Speaking at the Liberal Democrat conference in Brighton, Mr Carmichael said Ms Sturgeon’s candid statement about what has been dubbed “transcendental independence” confirmed what many had always suspected; that “there is no price that would be too high for a Nationalist to get independence”.

Noting how, despite the FM’s remarks, Scots would still want to know what independence would mean for their mortgages and cost of living, the MP for Orkney and Shetland noted: “This could be ultimately a game-changer; ultimately, it may be this will be the strategic shift that will turn the tide against them.”

In her article, Ms Sturgeon said the Brexit vote was "probably the most striking and significant instance ever" of the "democratic deficit that Scotland has continually faced". Scots voted 62 per cent to 38 to stay in the EU.

She pointed out how every poll since the Brexit vote in June had placed support for Scottish independence higher than it was in the 2014 referendum; 45 per cent.

Mr Salmond spoke again on the issue last night after the relaunch of the Scottish Independence Conviction grassroots pro-independence campaign in Glasgow.

He said: "Nicola Sturgeon has said that she is going to look at maintaining Scotland's position within Europe, however that can be done.

Read more: Nicola Sturgeon - Decisions about Scotland should be taken by those who live and work here

"I think she will discharge that mandate, I think she will make the offers to embed Scotland within the European negotiations.

"I'm quite certain that Nicola Sturgeon is sincere in putting that forward - of course she is - but what I am estimating is what Westminster is likely to do.

"They might prove me wrong, there may be a surprise, but it would be the first time in my political life that Westminster ever did anything for Scotland unless they had to do it.

"Therefore, my anticipation is they won't recognise Scotland, the vote in Scotland to stay within the European context, and then we will be talking about being engaged in another independence referendum."

He added: "The Brexit vote is not the reason for Scottish independence, but of course it is the mandate and the majority in the Scottish Parliament."

, also writing in the Sunday Herald, said: "Our deadwood Unionist media wheezed that support for independence was 'only at 48 per cent'. Only 48 per cent?
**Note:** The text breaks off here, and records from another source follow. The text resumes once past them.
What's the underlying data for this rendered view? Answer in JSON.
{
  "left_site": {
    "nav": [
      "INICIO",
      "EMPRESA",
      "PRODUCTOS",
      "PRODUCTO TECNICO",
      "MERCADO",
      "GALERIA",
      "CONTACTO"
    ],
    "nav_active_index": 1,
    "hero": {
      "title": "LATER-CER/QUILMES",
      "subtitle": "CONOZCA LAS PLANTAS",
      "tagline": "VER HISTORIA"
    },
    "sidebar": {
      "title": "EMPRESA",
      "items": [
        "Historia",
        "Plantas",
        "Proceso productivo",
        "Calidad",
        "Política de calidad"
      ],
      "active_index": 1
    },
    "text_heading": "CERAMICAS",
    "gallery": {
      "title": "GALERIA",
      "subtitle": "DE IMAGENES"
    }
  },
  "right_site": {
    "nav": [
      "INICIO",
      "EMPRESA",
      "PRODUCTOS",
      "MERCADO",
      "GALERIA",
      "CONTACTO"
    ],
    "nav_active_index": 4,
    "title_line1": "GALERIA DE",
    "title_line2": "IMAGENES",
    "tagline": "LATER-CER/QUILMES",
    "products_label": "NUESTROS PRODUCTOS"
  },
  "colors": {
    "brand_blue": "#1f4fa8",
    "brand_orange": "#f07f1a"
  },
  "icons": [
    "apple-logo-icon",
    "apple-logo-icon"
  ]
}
When I fired the starting gun on the 2014 referendum support for independence was at 28 per cent."

But Willie Rennie, the Scottish Lib Dem leader, claimed Ms Sturgeon was now “trapped” by her increasingly strident rhetoric on independence.

Noting how the SNP party conference was now just weeks away, the Fife MSP said: “Nicola is trapped on a timetable potentially for another referendum because she has pumped it up so much. She won’t be able to choose when she has that next referendum because she had only wanted to have it when she was guaranteed to win. That in part has been taken out of her hands by the masses of SNP members who think it is their big chance.”

Mr Rennie, who in his keynote conference speech today will denounce the Tories and the SNP as the “terrible twins of division,” added: “My argument would be: you don’t add chaos onto chaos, you don’t respond to the break-up of Europe by the break-up of Britain.”